We have been patient with CWN and think it looks good into the mid-$14’s before we might look to reduce positions here.
Woodside (WPL) was also a good stock, however the results today were really only OK.
WPL is up 6% on the week largely due to the oil price rise.
Again we have been patient here, believing the oil price would recover into the $50-60 range and we maintain that view.
On that basis, we think WPL looks a fairer value above $30 and so for now we will hold on for more upside.
The low-lights …
Of the main stocks we have recommended, only Mantra Group (MTR) looks disappointing and even then, the only disappointment is the share price fall of 5% post its results today.
The reality is that the MTR profit figures looked sound across the board and we feel today’s share price move is an aberration.
To back this view up, we added to our position in the PRIME Australian Equity Growth portfolio to take advantage of the better buying prices.
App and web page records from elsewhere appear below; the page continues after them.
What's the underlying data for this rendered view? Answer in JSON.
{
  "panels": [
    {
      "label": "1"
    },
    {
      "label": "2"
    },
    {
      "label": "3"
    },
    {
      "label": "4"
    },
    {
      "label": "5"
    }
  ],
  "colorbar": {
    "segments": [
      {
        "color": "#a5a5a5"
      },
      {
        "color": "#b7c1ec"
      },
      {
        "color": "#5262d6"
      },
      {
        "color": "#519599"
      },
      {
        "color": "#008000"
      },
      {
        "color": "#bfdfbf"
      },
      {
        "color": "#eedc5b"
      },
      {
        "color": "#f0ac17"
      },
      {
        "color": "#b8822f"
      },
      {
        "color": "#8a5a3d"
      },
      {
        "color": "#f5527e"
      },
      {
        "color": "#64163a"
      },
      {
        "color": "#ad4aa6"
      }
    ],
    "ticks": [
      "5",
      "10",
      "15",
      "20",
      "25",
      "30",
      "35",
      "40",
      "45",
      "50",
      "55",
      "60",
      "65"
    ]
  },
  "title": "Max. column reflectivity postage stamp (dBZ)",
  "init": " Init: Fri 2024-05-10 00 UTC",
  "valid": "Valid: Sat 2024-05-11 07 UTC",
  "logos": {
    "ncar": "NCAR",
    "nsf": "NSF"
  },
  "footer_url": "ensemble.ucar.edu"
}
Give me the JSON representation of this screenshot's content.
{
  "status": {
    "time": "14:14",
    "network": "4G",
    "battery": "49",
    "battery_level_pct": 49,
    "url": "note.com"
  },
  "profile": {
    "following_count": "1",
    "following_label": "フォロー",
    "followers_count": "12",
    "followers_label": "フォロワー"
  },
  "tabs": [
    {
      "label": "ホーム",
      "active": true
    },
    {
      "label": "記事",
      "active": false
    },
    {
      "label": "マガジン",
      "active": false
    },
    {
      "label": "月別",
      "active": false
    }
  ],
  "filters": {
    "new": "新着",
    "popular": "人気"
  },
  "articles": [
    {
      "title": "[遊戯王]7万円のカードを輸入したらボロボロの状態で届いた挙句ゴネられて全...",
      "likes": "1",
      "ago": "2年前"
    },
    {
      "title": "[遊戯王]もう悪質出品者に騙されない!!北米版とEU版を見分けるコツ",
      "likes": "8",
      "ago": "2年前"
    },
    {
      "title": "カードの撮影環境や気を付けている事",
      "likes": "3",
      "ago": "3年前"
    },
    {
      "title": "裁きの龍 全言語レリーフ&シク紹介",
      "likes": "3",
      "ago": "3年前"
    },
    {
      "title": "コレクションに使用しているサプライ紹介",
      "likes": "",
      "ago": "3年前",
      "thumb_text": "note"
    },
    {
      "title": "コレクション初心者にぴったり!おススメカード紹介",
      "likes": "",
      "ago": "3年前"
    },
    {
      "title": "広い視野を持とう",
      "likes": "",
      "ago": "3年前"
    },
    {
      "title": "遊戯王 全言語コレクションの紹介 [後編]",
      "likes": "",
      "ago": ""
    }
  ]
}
Fortunately beyond MTR, the lowlights were felt in shares we haven’t had much to do with.
CSL (CSL) is undeniably the most important given its size and weight in the market.
It fell 7% on the week. Much of the disappointment came from larger than anticipated losses at the Seqirus flu-vaccine business CSL bought from Novartis in early 2015. A slower than expected flu-season was blamed, but the truth of the matter is this business is clearly taking longer to restructure than CSL management had envisaged.
The core Behring blood franchise performed exceptionally well (as always), raising profits 10%, but the reality is such that on 30x earnings, a stock cannot sustain a total 10% earnings DOWNGRADE like CSL did this week without seeing its share price suffer.
In fact, I would go so far as to say it hasn’t fallen enough.
CSL is a great business and we believe they will be successful with the acquired flu business, but think there is no value to play for above $90-95.
Lastly on QBE (QBE).
This has been a deeply frustrating stock for many and fortunately we called a SELL on it early last year at $13.00.
It is under $10 today.
QBE sadly is operating in a deeply difficult insurance market, where revenue pressures are manifold. QBE are cutting costs to standstill, but can’t keep up.
It’s very unlikely we will recommend QBE as a BUY again given the difficult industry trends, but I would say I am convinced QBE will be a take over the longer these trends persist. QBE would make a neat consolidation target for a large commercial lines player given its substantial offshore exposures and in an industry witnessing heavy competition, the cost synergies QBE would offer a foreign buyer would be material.
Next week we have more companies reporting and for us the focus will be on QUBE Holdings (QUB), Flight Centre (FLT) and Woolworths (WOW).
QUB will be indifferent, so I would not hold out high hopes. The economy is struggling and the Asciano deal is too early to learn new information on.
WOW will be the most important next Wednesday and we are hopeful the company announce plans to divest not only Masters, but the profitable liquor business ALH also.
Reporting season itself thus far has been quite disappointing in terms of the analyst revisions to earnings expectations and only vindicates my/our continued market caution.
We feel there will be several companies in the weeks ahead that we will be advocating SELLING/TAKING PROFIT, so please watch this space.
Do not worry if you end up holding a little more cash than normal if this proves to be the case. Holding cash at the peak of the market is no bad thing and sure as night follows day, new BUY ideas will emerge that offer genuine risk/reward to the patient investor.
This information has been prepared by Primestock Securities Limited ABN 67 089 676 068, AFSL 239180 (“Prime”). Prime accepts no obligation to correct or update the information or opinions in it. This information does not take into account your objectives, financial situation or needs. Before acting on this information, you should consider whether it is appropriate to your situation. It is recommended that you obtain financial, legal and taxation advice before making any financial investment decision. Prime is bound by the Australian Privacy Principles for the handling of personal information